What this task involves:
Pick out each line of the records that includes the string "JSON", and copy it.
══ Records supplied ══
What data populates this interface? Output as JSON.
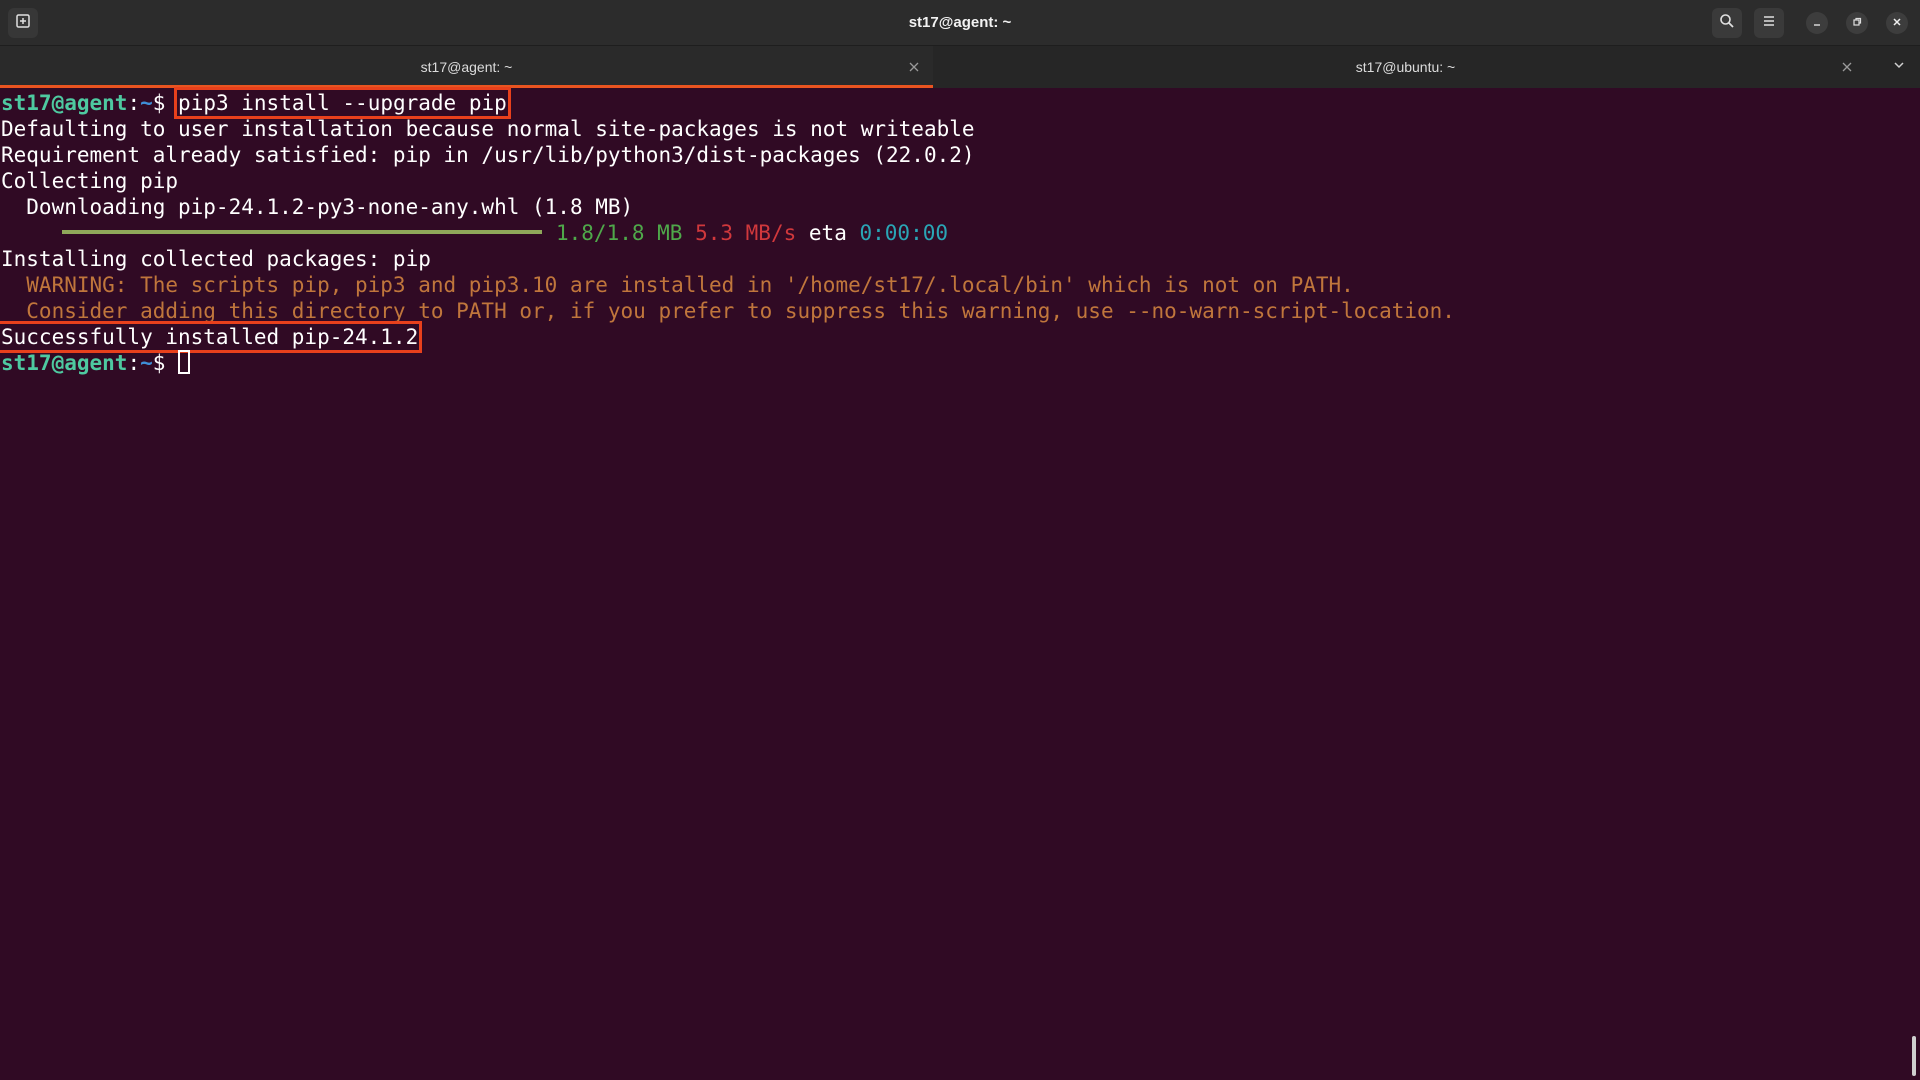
{
  "window": {
    "title": "st17@agent: ~"
  },
  "tabs": [
    {
      "label": "st17@agent: ~",
      "active": true
    },
    {
      "label": "st17@ubuntu: ~",
      "active": false
    }
  ],
  "terminal": {
    "prompt_user": "st17@agent",
    "prompt_colon": ":",
    "prompt_path": "~",
    "prompt_symbol": "$ ",
    "command": "pip3 install --upgrade pip",
    "line1": "Defaulting to user installation because normal site-packages is not writeable",
    "line2": "Requirement already satisfied: pip in /usr/lib/python3/dist-packages (22.0.2)",
    "line3": "Collecting pip",
    "line4": "  Downloading pip-24.1.2-py3-none-any.whl (1.8 MB)",
    "progress": {
      "fraction": 1.0,
      "size": "1.8/1.8 MB",
      "speed": "5.3 MB/s",
      "eta_label": "eta",
      "eta": "0:00:00"
    },
    "line6": "Installing collected packages: pip",
    "warning1": "  WARNING: The scripts pip, pip3 and pip3.10 are installed in '/home/st17/.local/bin' which is not on PATH.",
    "warning2": "  Consider adding this directory to PATH or, if you prefer to suppress this warning, use --no-warn-script-location.",
    "success": "Successfully installed pip-24.1.2"
  },
  "colors": {
    "terminal_bg": "#300a24",
    "prompt_user": "#4ec9a0",
    "prompt_path": "#3f8fd8",
    "warning": "#c0763c",
    "highlight_box": "#e8401c",
    "tab_accent": "#e95420"
  },
  "icons": {
    "new_tab": "new-tab-icon",
    "search": "search-icon",
    "menu": "hamburger-menu-icon",
    "minimize": "minimize-icon",
    "maximize": "maximize-icon",
    "close": "close-icon",
    "tabs_dropdown": "chevron-down-icon"
  }
}
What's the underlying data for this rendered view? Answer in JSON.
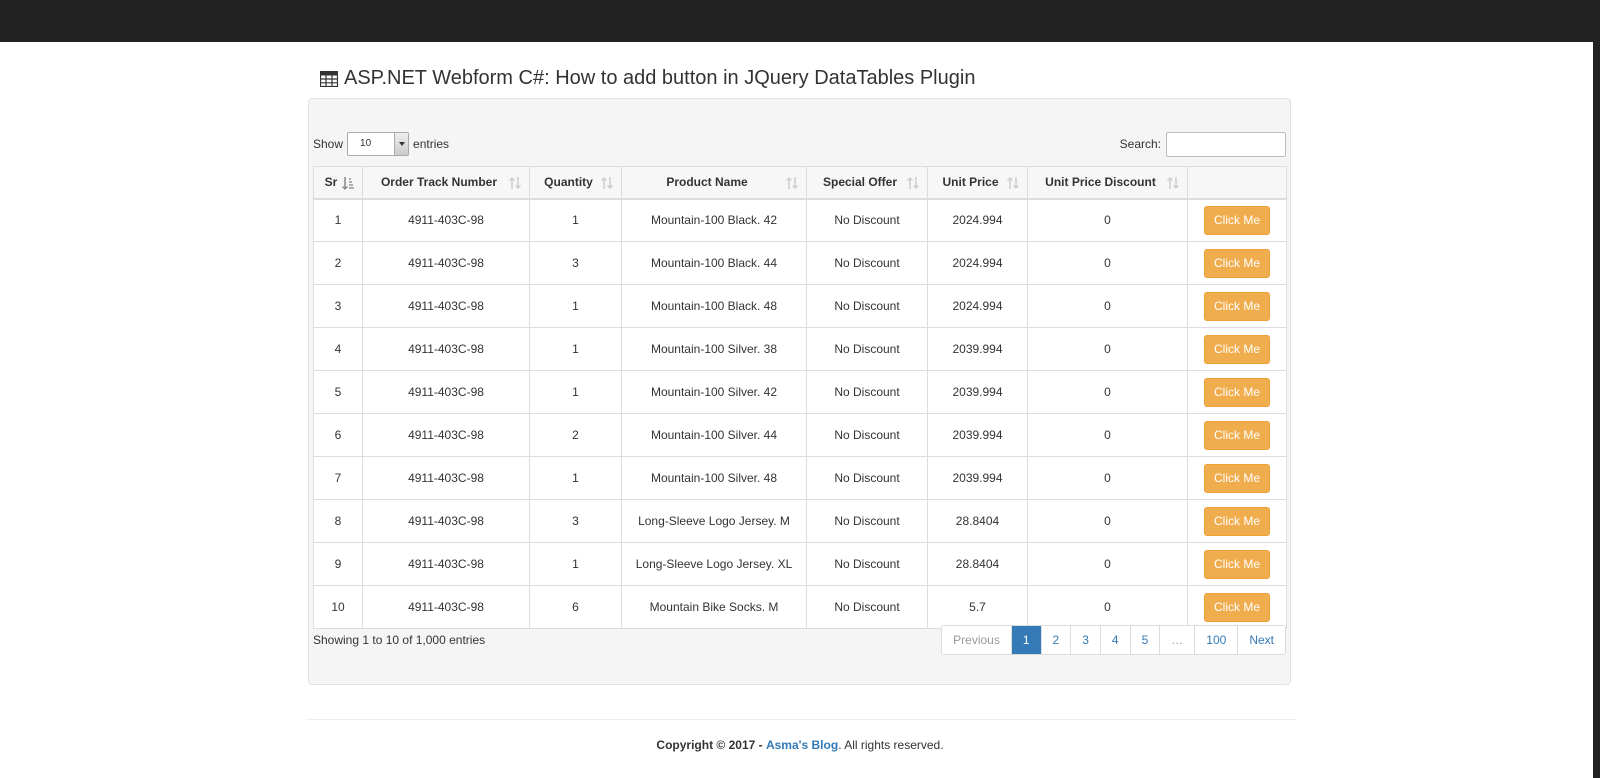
{
  "page": {
    "title": "ASP.NET Webform C#: How to add button in JQuery DataTables Plugin",
    "title_icon": "table-icon"
  },
  "length_menu": {
    "prefix": "Show",
    "value": "10",
    "suffix": "entries"
  },
  "search": {
    "label": "Search:",
    "value": ""
  },
  "table": {
    "headers": [
      "Sr",
      "Order Track Number",
      "Quantity",
      "Product Name",
      "Special Offer",
      "Unit Price",
      "Unit Price Discount",
      ""
    ],
    "button_label": "Click Me",
    "rows": [
      [
        "1",
        "4911-403C-98",
        "1",
        "Mountain-100 Black. 42",
        "No Discount",
        "2024.994",
        "0"
      ],
      [
        "2",
        "4911-403C-98",
        "3",
        "Mountain-100 Black. 44",
        "No Discount",
        "2024.994",
        "0"
      ],
      [
        "3",
        "4911-403C-98",
        "1",
        "Mountain-100 Black. 48",
        "No Discount",
        "2024.994",
        "0"
      ],
      [
        "4",
        "4911-403C-98",
        "1",
        "Mountain-100 Silver. 38",
        "No Discount",
        "2039.994",
        "0"
      ],
      [
        "5",
        "4911-403C-98",
        "1",
        "Mountain-100 Silver. 42",
        "No Discount",
        "2039.994",
        "0"
      ],
      [
        "6",
        "4911-403C-98",
        "2",
        "Mountain-100 Silver. 44",
        "No Discount",
        "2039.994",
        "0"
      ],
      [
        "7",
        "4911-403C-98",
        "1",
        "Mountain-100 Silver. 48",
        "No Discount",
        "2039.994",
        "0"
      ],
      [
        "8",
        "4911-403C-98",
        "3",
        "Long-Sleeve Logo Jersey. M",
        "No Discount",
        "28.8404",
        "0"
      ],
      [
        "9",
        "4911-403C-98",
        "1",
        "Long-Sleeve Logo Jersey. XL",
        "No Discount",
        "28.8404",
        "0"
      ],
      [
        "10",
        "4911-403C-98",
        "6",
        "Mountain Bike Socks. M",
        "No Discount",
        "5.7",
        "0"
      ]
    ]
  },
  "info": "Showing 1 to 10 of 1,000 entries",
  "pagination": {
    "previous": "Previous",
    "pages": [
      "1",
      "2",
      "3",
      "4",
      "5",
      "…",
      "100"
    ],
    "active": "1",
    "next": "Next"
  },
  "footer": {
    "copyright": "Copyright © 2017 -",
    "blog": "Asma's Blog",
    "rights": ". All rights reserved."
  },
  "colors": {
    "topbar": "#222222",
    "button": "#f0ad4e",
    "accent": "#337ab7",
    "panel": "#f5f5f5"
  }
}
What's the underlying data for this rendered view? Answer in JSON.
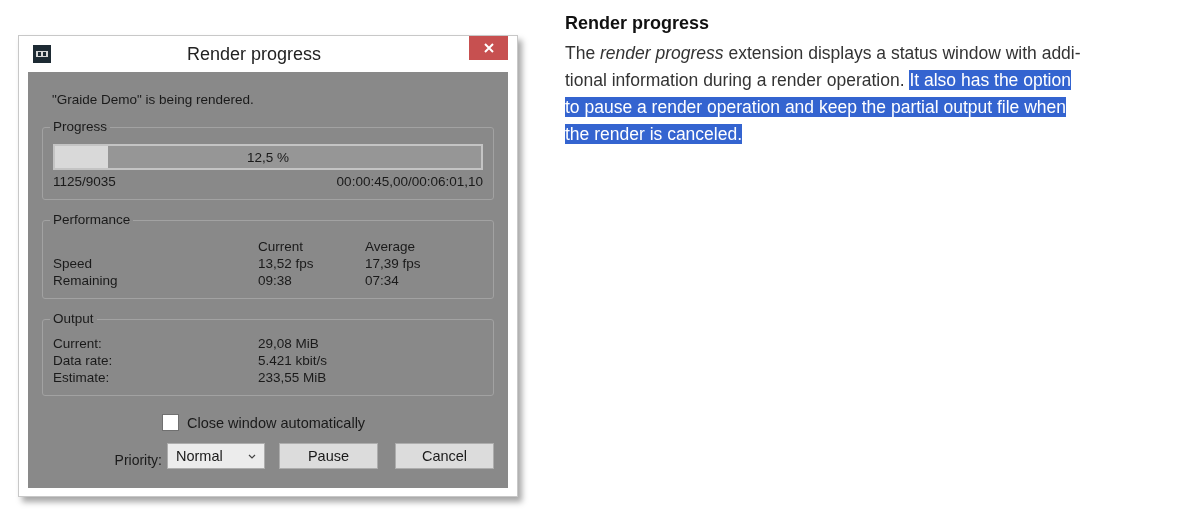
{
  "window": {
    "title": "Render progress"
  },
  "status_message": "\"Graide Demo\" is being rendered.",
  "progress": {
    "title": "Progress",
    "level": 0.125,
    "percent": "12,5 %",
    "frames": "1125/9035",
    "time": "00:00:45,00/00:06:01,10"
  },
  "performance": {
    "title": "Performance",
    "columns": [
      "Current",
      "Average"
    ],
    "rows": [
      {
        "label": "Speed",
        "current": "13,52 fps",
        "average": "17,39 fps"
      },
      {
        "label": "Remaining",
        "current": "09:38",
        "average": "07:34"
      }
    ]
  },
  "output": {
    "title": "Output",
    "rows": [
      {
        "label": "Current:",
        "value": "29,08 MiB"
      },
      {
        "label": "Data rate:",
        "value": "5.421 kbit/s"
      },
      {
        "label": "Estimate:",
        "value": "233,55 MiB"
      }
    ]
  },
  "close_automatically": {
    "label": "Close window automatically",
    "checked": false
  },
  "priority": {
    "label": "Priority:",
    "value": "Normal"
  },
  "buttons": [
    "Pause",
    "Cancel"
  ],
  "article": {
    "heading": "Render progress",
    "segments": [
      {
        "text": "The *render progress* extension displays a status window with addi-tional information during a render operation. ",
        "selected": false
      },
      {
        "text": "It also has the option to pause a render operation and keep the partial output file when the render is canceled.",
        "selected": true
      }
    ]
  }
}
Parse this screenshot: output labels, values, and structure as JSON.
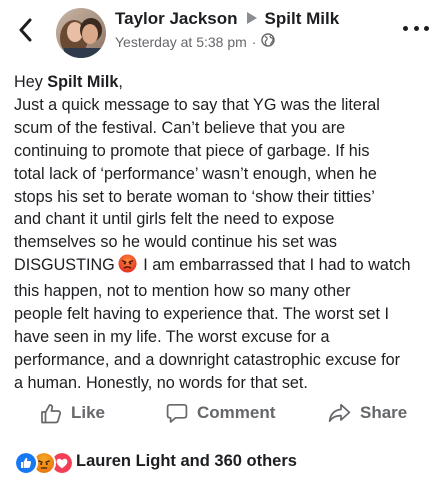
{
  "header": {
    "author": "Taylor Jackson",
    "target": "Spilt Milk",
    "timestamp": "Yesterday at 5:38 pm",
    "separator": "·",
    "privacy_icon": "globe-icon",
    "back_icon": "chevron-left-icon",
    "menu_icon": "more-horizontal-icon"
  },
  "post": {
    "greeting_prefix": "Hey ",
    "greeting_name": "Spilt Milk",
    "greeting_suffix": ",",
    "lines": [
      "Just a quick message to say that YG was the literal",
      "scum of the festival. Can’t believe that you are",
      "continuing to promote that piece of garbage. If his",
      "total lack of ‘performance’ wasn’t enough, when he",
      "stops his set to berate woman to ‘show their titties’",
      "and chant it until girls felt the need to expose",
      "themselves so he would continue his set was"
    ],
    "line_with_emoji_before": "DISGUSTING",
    "line_with_emoji_after": " I am embarrassed that I had to watch",
    "emoji": "angry-face-emoji",
    "lines_after": [
      "this happen, not to mention how so many other",
      "people felt having to experience that. The worst set I",
      "have seen in my life. The worst excuse for a",
      "performance, and a downright catastrophic excuse for",
      "a human. Honestly, no words for that set."
    ]
  },
  "actions": {
    "like_label": "Like",
    "comment_label": "Comment",
    "share_label": "Share"
  },
  "reactions": {
    "summary": "Lauren Light and 360 others",
    "icons": [
      "like-reaction-icon",
      "angry-reaction-icon",
      "love-reaction-icon"
    ]
  },
  "colors": {
    "text": "#1c1e21",
    "secondary": "#65676b",
    "like_blue": "#1877f2",
    "love_red": "#f33e58",
    "angry_orange": "#e9710f"
  }
}
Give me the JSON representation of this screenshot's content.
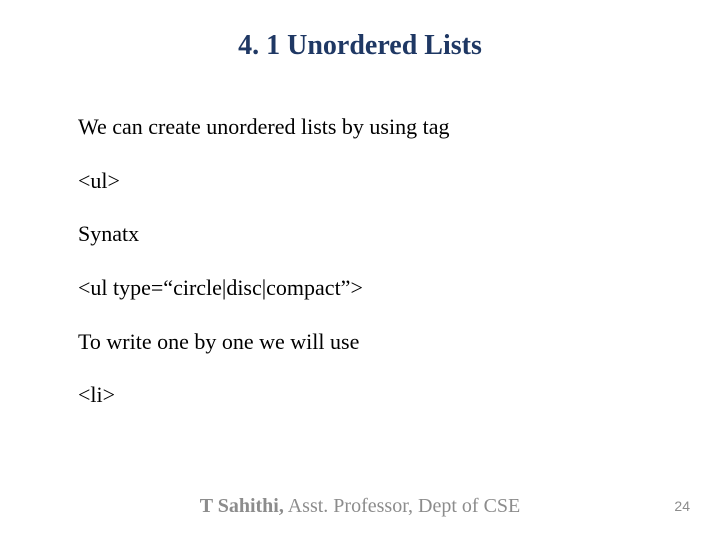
{
  "title": "4. 1 Unordered Lists",
  "body": {
    "p1": "We can  create unordered lists by using tag",
    "p2": "<ul>",
    "p3": "Synatx",
    "p4": "<ul type=“circle|disc|compact”>",
    "p5": "To write one by one we will use",
    "p6": "<li>"
  },
  "footer": {
    "name": "T Sahithi,",
    "rest": " Asst. Professor, Dept of CSE"
  },
  "page_number": "24"
}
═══
Result below:
What data populates this interface? Output as JSON.
What's the underlying data for this rendered view? Answer in JSON.
What's the underlying data for this rendered view? Answer in JSON.
Parse this screenshot: output labels, values, and structure as JSON.
Give me the JSON representation of this screenshot's content.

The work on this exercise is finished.